The Carlos de Antwerp Museum joins the Flemish painting offer in Madrid

The Carlos de Antwerp Museum joins the Flemish painting offer in Madrid

Madrid, Nov 4 (EFE) .- The new “Museo Carlos de Antwerp Madrid, Flemish and Dutch Masters” was born with the intention of telling the public two centuries of European common history and of joining the great offer of flamenco painting that can be find in Madrid.

King Felipe VI will inaugurate tomorrow the new museum, which begins its journey with a vocation for continuity and in which they have gathered, around Rubens’s “The Martyrdom of Saint Andrew”, a piece owned by the Carlos de Antwerp Foundation, works by the best flamenco and Dutch artists of the sixteenth and seventeenth centuries.

Rubens, Van Dyck, Jordaens, Jan Brueghel, Cornelis de Vos, Bernard van Orley, Michaelina Wautier or David Teniers, sign some of the works, which come mostly from the Royal Museum of Fine Arts of Antwerp, which will remain closed until the year 2017 for remodeling works.

This fact “has been fundamental” in the launching of the new museum, commented during the presentation Miguel Ángel Aguilar, president of the Carlos de Antwerp Foundation.

In addition to the loans of the Museum of Antwerp, there are those of the Prado Museum and National Heritage, as well as the National Library and the Custody Foundation that have donated graphic work for the small temporary exhibition dedicated to engravings of male and female nudes by Rembrandt .

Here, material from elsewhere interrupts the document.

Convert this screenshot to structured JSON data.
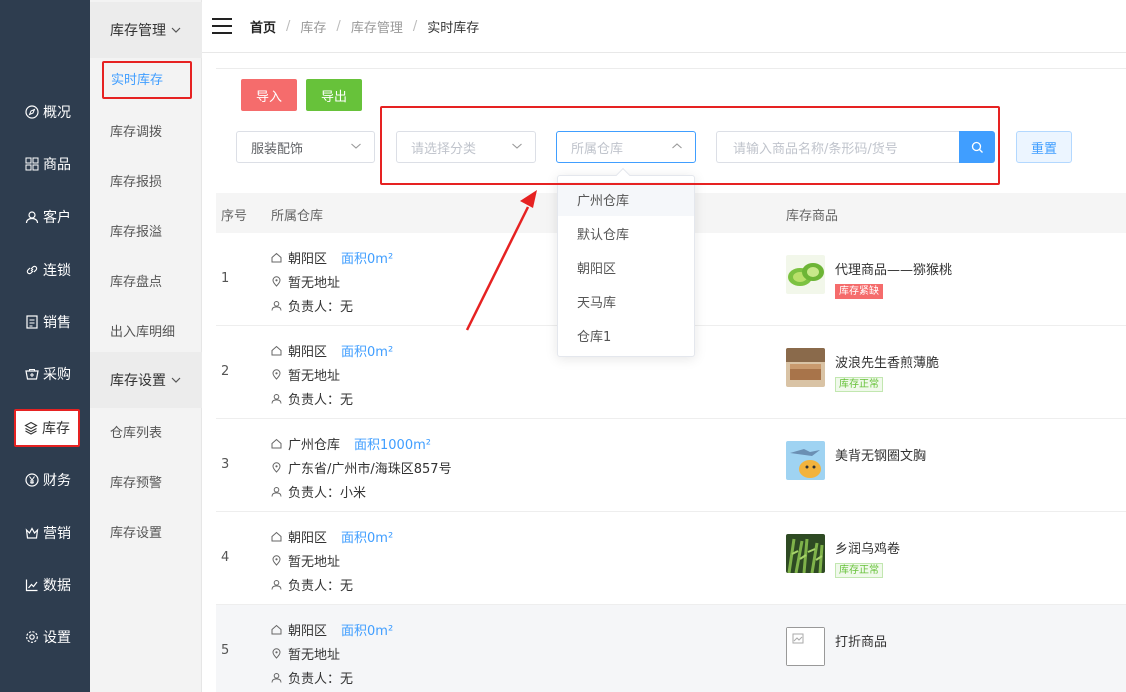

The new museum “in the candy store that is the wonderful building where it is” is “a perfect example of what can be an inter-institutional collaboration”, in the opinion of José Luis Díez, director of Royal Collections of National Heritage.

This institution has yielded the tapestry “The funerals of King Turno, killed by Aeneas” which is the only one that remains of the nine that made up the History of Aeneas of Philip II and is attributed to Jan van Roome.

“It is a fantastic piece, of great quality, belonging to one of the most representative collections of National Heritage, such as that of upholstery,” and that has been seen very rarely, said Díez.

Alejandro Vergara, head of Conservation of Flamenco Painting and Schools of the North of the Prado Museum wanted to underline the support of the art gallery for this project with the loan of ten works during a renewable year.

The new museum “is another occasion to be able to see more important works in Madrid, we must celebrate that from now on we will be able to see more works of art”.

The selection criteria of Fernando Checa, patron

of the Foundation and scientific director of the museum, has not only been exhibiting pieces by the great flamenco masters, “but also showing the public the great quality of portraits, mythological works, religious iconography, still lifes, landscapes , genre scenes, and animal representations, that gave life to this school.

The “small but very select museum of flamenco painting” was born with the vocation of being a museum “and not an exhibition, long-term loans will allow this permanence”, according to Checa, for whom the project criteria are based “on highlighting the flamenco painting, the one that more historical relation has had with Spain “.

In his opinion, Madrid is the capital of flamenco painting and art in Europe through the collections of the Prado Museum, the Thyssen Museum and National Heritage “that form an unbeatable whole and the fact that in this small space see more works, fills us with satisfaction. “

The tour of the museum begins with the room dedicated to the landscape and the portrait “with some works that mix both genders”. This space includes paintings by Bernard van Orley, Rubens, Jan Brueghel the Elder, Cornelis de Vos, Anton Van Dyck or Michaelina Wautier, one of the few flamenco painters, of which two works are shown.

Presided over by “The Martyrdom of Saint Andrew” and with the National Heritage tapestry in front, in the Hall of the Chapel there are exhibited the largest paintings devoted to religious painting, such as “The Education of the Virgin” by Rubens, and the mythological painting, represented, among others, by “The Dream of Venus” by Jacob Jordaens.

The third space is formed by paintings of smaller formats “in allusion to cabinet and genre painting” such as small-format landscapes, still lifes, market scenes with the presence of authors such as David Teniers, Joos Van Craesbeeck, Frans Snyders or Jan Fyt.